(Component data from apps and pages)
- - -

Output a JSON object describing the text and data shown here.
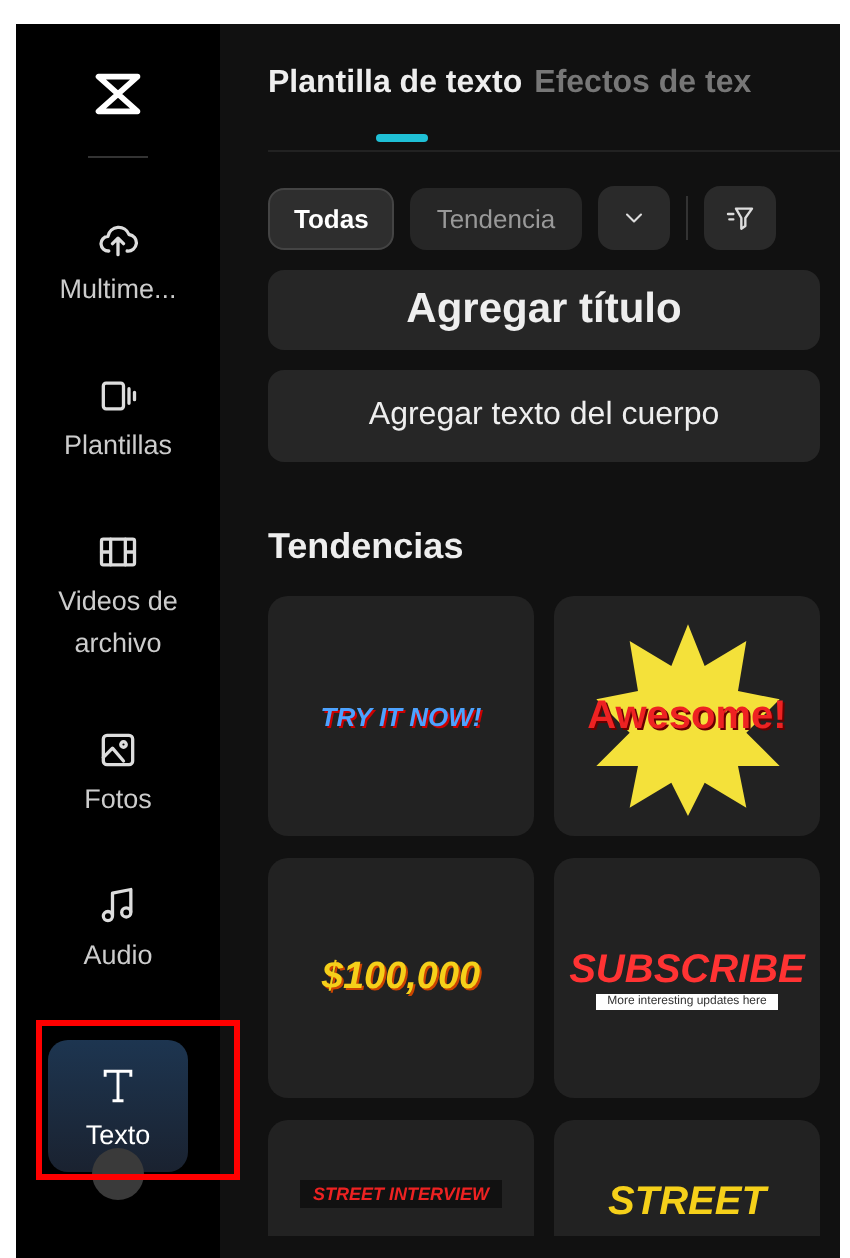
{
  "sidebar": {
    "items": [
      {
        "kind": "upload",
        "label": "Multime...",
        "selected": false
      },
      {
        "kind": "templates",
        "label": "Plantillas",
        "selected": false
      },
      {
        "kind": "film",
        "label": "Videos de archivo",
        "selected": false
      },
      {
        "kind": "photo",
        "label": "Fotos",
        "selected": false
      },
      {
        "kind": "audio",
        "label": "Audio",
        "selected": false
      },
      {
        "kind": "text",
        "label": "Texto",
        "selected": true
      }
    ]
  },
  "tabs": [
    {
      "label": "Plantilla de texto",
      "selected": true
    },
    {
      "label": "Efectos de tex",
      "selected": false
    }
  ],
  "filters": [
    {
      "label": "Todas",
      "selected": true
    },
    {
      "label": "Tendencia",
      "selected": false
    }
  ],
  "add_title_button": "Agregar título",
  "add_body_button": "Agregar texto del cuerpo",
  "section_title": "Tendencias",
  "templates": [
    {
      "kind": "try",
      "texts": [
        "TRY IT NOW!"
      ]
    },
    {
      "kind": "awesome",
      "texts": [
        "Awesome!"
      ]
    },
    {
      "kind": "money",
      "texts": [
        "$100,000"
      ]
    },
    {
      "kind": "subscribe",
      "texts": [
        "SUBSCRIBE",
        "More interesting updates here"
      ]
    },
    {
      "kind": "banner",
      "texts": [
        "STREET INTERVIEW"
      ]
    },
    {
      "kind": "street",
      "texts": [
        "STREET"
      ]
    }
  ]
}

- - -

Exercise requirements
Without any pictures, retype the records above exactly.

Output for this task
Output a JSON object describing the text and data shown here.
{
  "sidebar": {
    "items": [
      {
        "kind": "upload",
        "label": "Multime...",
        "selected": false
      },
      {
        "kind": "templates",
        "label": "Plantillas",
        "selected": false
      },
      {
        "kind": "film",
        "label": "Videos de archivo",
        "selected": false
      },
      {
        "kind": "photo",
        "label": "Fotos",
        "selected": false
      },
      {
        "kind": "audio",
        "label": "Audio",
        "selected": false
      },
      {
        "kind": "text",
        "label": "Texto",
        "selected": true
      }
    ]
  },
  "tabs": [
    {
      "label": "Plantilla de texto",
      "selected": true
    },
    {
      "label": "Efectos de tex",
      "selected": false
    }
  ],
  "filters": [
    {
      "label": "Todas",
      "selected": true
    },
    {
      "label": "Tendencia",
      "selected": false
    }
  ],
  "add_title_button": "Agregar título",
  "add_body_button": "Agregar texto del cuerpo",
  "section_title": "Tendencias",
  "templates": [
    {
      "kind": "try",
      "texts": [
        "TRY IT NOW!"
      ]
    },
    {
      "kind": "awesome",
      "texts": [
        "Awesome!"
      ]
    },
    {
      "kind": "money",
      "texts": [
        "$100,000"
      ]
    },
    {
      "kind": "subscribe",
      "texts": [
        "SUBSCRIBE",
        "More interesting updates here"
      ]
    },
    {
      "kind": "banner",
      "texts": [
        "STREET INTERVIEW"
      ]
    },
    {
      "kind": "street",
      "texts": [
        "STREET"
      ]
    }
  ]
}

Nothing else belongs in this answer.